(Stored records)
▬▬▬▬▬▬▬▬▬▬
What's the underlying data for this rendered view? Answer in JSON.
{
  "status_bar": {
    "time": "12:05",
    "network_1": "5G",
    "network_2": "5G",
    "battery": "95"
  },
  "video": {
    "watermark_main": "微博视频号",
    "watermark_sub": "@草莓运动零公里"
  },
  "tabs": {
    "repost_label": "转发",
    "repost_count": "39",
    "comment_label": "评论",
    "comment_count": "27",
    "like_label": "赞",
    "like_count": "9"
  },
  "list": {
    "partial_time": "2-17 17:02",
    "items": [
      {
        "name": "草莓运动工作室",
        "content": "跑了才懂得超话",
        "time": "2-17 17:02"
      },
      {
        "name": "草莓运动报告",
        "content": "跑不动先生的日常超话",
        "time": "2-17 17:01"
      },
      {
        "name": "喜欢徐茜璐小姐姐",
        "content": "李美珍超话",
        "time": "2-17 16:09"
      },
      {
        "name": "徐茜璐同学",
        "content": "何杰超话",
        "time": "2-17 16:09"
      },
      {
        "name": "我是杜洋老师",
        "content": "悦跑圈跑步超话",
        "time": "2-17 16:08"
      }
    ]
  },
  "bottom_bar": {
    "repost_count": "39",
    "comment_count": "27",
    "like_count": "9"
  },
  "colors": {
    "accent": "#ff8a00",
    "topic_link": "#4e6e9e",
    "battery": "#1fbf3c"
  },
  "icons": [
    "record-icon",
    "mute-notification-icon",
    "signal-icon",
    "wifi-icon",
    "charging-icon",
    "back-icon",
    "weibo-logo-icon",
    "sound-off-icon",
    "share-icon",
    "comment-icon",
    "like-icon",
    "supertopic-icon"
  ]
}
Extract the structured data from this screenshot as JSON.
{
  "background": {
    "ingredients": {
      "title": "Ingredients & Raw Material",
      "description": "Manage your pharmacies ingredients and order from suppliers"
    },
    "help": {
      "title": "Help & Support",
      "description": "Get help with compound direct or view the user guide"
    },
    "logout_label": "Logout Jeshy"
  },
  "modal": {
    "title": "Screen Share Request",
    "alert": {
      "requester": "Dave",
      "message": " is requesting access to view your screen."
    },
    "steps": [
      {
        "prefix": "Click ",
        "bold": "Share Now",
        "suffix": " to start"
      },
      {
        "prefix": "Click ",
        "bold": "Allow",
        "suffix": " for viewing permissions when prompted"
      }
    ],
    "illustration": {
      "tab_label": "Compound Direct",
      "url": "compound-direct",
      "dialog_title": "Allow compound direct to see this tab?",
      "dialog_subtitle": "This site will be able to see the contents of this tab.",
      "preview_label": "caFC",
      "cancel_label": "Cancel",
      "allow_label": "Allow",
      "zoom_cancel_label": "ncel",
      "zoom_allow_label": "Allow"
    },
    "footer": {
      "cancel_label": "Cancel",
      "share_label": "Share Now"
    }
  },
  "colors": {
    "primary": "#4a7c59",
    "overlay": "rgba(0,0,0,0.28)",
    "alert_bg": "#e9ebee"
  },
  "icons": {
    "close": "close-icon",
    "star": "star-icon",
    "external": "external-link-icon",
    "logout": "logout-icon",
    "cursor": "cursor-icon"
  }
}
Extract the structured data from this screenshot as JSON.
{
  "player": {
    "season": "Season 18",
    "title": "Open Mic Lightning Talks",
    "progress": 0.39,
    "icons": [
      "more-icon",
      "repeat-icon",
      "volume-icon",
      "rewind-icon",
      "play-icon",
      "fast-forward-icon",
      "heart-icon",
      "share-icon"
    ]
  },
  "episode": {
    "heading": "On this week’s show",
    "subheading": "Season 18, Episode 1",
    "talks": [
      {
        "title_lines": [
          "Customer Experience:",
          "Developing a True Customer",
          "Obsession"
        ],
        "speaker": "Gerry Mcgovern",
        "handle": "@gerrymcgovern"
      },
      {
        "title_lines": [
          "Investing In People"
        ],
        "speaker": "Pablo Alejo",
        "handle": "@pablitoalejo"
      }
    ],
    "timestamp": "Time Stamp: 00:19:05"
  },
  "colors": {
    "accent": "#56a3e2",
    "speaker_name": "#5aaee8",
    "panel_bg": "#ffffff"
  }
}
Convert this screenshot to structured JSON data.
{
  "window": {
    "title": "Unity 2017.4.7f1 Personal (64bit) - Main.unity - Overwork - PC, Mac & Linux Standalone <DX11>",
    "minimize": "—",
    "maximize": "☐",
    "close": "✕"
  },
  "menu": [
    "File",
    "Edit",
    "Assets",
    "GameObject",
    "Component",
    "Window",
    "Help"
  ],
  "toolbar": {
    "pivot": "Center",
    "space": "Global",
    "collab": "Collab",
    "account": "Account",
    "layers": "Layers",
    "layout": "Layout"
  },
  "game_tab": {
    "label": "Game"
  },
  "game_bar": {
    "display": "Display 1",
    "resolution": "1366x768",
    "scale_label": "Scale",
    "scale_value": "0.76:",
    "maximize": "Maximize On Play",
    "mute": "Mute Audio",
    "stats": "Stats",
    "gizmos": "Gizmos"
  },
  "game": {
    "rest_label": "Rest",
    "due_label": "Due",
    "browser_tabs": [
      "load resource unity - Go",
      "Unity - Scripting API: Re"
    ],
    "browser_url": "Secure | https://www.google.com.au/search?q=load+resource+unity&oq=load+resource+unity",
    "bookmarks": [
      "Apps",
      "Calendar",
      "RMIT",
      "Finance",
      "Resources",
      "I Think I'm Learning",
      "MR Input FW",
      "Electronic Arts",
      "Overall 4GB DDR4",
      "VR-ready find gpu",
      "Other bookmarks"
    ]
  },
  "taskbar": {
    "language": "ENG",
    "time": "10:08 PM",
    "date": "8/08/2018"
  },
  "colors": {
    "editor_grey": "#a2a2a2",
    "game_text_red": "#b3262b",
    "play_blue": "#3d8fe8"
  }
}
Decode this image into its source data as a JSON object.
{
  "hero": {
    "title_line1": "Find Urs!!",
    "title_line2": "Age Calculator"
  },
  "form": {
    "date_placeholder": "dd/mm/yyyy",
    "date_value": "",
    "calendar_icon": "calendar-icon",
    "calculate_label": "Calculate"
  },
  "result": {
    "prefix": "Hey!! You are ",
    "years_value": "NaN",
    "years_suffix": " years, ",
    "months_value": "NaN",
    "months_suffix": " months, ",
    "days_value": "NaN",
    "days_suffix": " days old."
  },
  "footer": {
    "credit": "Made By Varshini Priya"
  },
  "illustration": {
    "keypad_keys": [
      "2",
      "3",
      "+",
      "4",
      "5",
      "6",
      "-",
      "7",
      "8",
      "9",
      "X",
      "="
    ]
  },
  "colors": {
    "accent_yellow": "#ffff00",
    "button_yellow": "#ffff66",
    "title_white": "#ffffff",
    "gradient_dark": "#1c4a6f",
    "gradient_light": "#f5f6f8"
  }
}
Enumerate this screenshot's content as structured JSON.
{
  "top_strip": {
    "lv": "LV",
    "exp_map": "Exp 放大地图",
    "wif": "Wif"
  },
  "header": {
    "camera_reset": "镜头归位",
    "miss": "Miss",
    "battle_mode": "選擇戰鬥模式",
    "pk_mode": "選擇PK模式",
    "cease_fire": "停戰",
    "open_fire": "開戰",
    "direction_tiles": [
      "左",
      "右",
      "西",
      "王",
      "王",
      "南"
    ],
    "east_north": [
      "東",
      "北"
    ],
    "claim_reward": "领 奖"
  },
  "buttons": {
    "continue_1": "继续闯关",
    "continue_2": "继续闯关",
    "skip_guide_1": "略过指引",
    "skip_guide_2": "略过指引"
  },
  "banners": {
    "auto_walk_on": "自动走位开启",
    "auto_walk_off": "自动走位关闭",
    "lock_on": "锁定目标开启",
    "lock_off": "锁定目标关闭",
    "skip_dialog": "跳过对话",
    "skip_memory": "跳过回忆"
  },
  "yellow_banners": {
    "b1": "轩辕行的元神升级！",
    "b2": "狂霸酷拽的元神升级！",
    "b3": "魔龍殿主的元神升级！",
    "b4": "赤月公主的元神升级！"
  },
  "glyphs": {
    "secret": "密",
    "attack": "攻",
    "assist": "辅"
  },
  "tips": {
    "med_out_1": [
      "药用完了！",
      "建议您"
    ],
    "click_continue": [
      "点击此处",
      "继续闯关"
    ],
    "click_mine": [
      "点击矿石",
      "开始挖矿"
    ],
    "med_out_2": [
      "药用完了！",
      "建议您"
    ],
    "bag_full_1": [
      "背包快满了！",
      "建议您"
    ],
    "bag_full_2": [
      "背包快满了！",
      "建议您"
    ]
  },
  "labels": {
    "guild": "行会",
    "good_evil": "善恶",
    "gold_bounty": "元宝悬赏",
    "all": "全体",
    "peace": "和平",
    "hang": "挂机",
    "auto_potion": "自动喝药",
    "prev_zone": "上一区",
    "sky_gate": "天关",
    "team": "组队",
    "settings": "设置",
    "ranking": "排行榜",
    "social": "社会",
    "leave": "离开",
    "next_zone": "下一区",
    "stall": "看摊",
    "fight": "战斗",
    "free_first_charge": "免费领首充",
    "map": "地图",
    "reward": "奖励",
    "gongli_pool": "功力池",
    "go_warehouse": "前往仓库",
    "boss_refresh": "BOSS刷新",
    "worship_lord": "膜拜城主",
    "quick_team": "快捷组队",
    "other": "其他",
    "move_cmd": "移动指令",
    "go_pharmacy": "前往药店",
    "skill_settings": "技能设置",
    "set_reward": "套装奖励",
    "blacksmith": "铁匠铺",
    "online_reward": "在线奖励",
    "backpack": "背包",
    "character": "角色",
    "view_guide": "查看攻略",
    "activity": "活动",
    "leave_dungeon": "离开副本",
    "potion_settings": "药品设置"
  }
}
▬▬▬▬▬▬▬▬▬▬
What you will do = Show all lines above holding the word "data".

Response to this exercise =
What's the underlying data for this rendered view? Answer in JSON.
Extract the structured data from this screenshot as JSON.
Extract the structured data from this screenshot as JSON.
Convert this screenshot to structured JSON data.
Decode this image into its source data as a JSON object.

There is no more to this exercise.